The philosopher, spiritual leader, writer and composer Georges Gurdjieff was born in the second half of the 19th century in Armenia. He formulated the concept of the Harmonious Development of Man during his travels throughout the world in search of truth. His remarkable musical repertoire is based on the music he heard in Armenia, the Caucasus, the Middle East and many parts of Central Asia, India and North Africa, where he became acquainted with a great amount of spiritual and folk music, rituals and dance traditions. Gurdjieff’s music comprises some 300 works and fragments of works for piano that he composed in the 1920s by dictating them to his student, the Russian composer and pianist Thomas de Hartmann. Nowadays, Gurdjieff’s compositions are mainly studied in the West by using De Hartmann’s piano transcriptions.

The Armenian priest, musicologist, composer and musician Soghomon Soghomonian (1869-1935), known as Komitas, was the originator of the modern Armenian school of composition and forerunner of ethnomusicology. Through composer Makar Yekmalyan in Tiflis, Komitas became acquainted with European compositional techniques; he then went to study in Berlin. He was a contemporary of Bartók, and Debussy considered him brilliant: ‘I bow before your musical genius!’ Komitas was a master of the scholarly subdisciplines that have surrounded old forms of Armenian music geographically and historically. Komitas visited different regions of Armenia and wrote down thousands of Armenian, Kurdish, Persian and Turkish songs. In many parts of the world, he propagandised Armenian music by giving lectures but also as a musician: he was active as a choir director, singer, flutist and pianist. In 1904, he published the very first anthology of Kurdish folk songs. During the persecution of the Armenian intelligentsia, Komitas was deported in 1915 to Anatolia, where he witnessed the killing of his companions. He was rescued with the help of influential people and spent the last 20 years of his life, a broken man, in a Parisian psychiatric clinic.
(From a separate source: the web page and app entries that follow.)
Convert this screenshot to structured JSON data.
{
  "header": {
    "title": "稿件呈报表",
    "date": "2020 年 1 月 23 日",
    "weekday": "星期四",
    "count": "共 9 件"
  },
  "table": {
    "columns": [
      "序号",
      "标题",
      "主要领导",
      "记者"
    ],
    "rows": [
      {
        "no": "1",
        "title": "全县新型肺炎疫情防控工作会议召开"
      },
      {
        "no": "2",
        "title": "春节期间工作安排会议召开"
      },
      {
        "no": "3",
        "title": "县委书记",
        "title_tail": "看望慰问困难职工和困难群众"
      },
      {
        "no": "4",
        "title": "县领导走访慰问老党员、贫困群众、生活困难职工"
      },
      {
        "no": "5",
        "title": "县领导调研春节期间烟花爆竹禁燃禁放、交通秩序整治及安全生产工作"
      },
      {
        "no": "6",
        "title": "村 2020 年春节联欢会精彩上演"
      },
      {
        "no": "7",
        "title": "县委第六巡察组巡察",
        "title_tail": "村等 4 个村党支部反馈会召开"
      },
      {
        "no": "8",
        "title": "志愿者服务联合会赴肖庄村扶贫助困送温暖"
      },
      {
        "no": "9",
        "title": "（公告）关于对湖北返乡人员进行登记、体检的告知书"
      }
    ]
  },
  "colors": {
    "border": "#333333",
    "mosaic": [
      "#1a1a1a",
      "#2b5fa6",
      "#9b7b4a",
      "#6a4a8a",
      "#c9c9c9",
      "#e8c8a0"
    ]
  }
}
The Gurdjieff Folk Instruments Ensemble was founded in 2008 by the Armenian musician Levon Eskenian with the objective of performing ethnographically authentic adaptations of the music by Georges Gurdjieff that has been handed down in piano transcriptions by his student, Thomas de Hartmann. The ensemble, which has performed in Europe and Asia, consists of leading Armenian folk music instrumentalists who play the duduk (a woodwind instrument), the saz (a string instrument), the santoor (a cimbalom) and the dhol (a double-headed drum), among other things. The German label ECM Records published the ensemble’s CD Music of Georges I. Gurdjieff, which was highly praised, receiving the Dutch Edison and the National Music Award of Armenia. It was also picked as CD of the week by radio stations around the world. Georges Gurdjieff is known in the West as one of the greatest spiritual personalities of the 20th century. Levon Eskonian, the artistic director of The Gurdjieff Folk Instruments Ensemble, has chosen and arranged works by Gurdjieff that have their roots in Armenian, Greek, Arab, Kurdish, Assyrian and Caucasian spiritual and traditional music for Eastern folk music instruments. The ensemble’s new repertoire includes the music of Komitas.


George Gurdjieff, Komitas
Lusine Grigoryan
arranger, artistic director
Levon Eskenian
The Gurdjieff Folk Instruments Ensemble:
Emmanuel Hovhannisyan
(duduk, zurna, pku)
Norayr Gapoyan
Avag Margaryan
(blul, zurna)
Armen Ayvazyan
Aram Nikoghosyan
Meri Vardanyan
Vladimir Papikyan
Davit Avagyan
Mesrop Khalatyan
Eduard Harutyunyan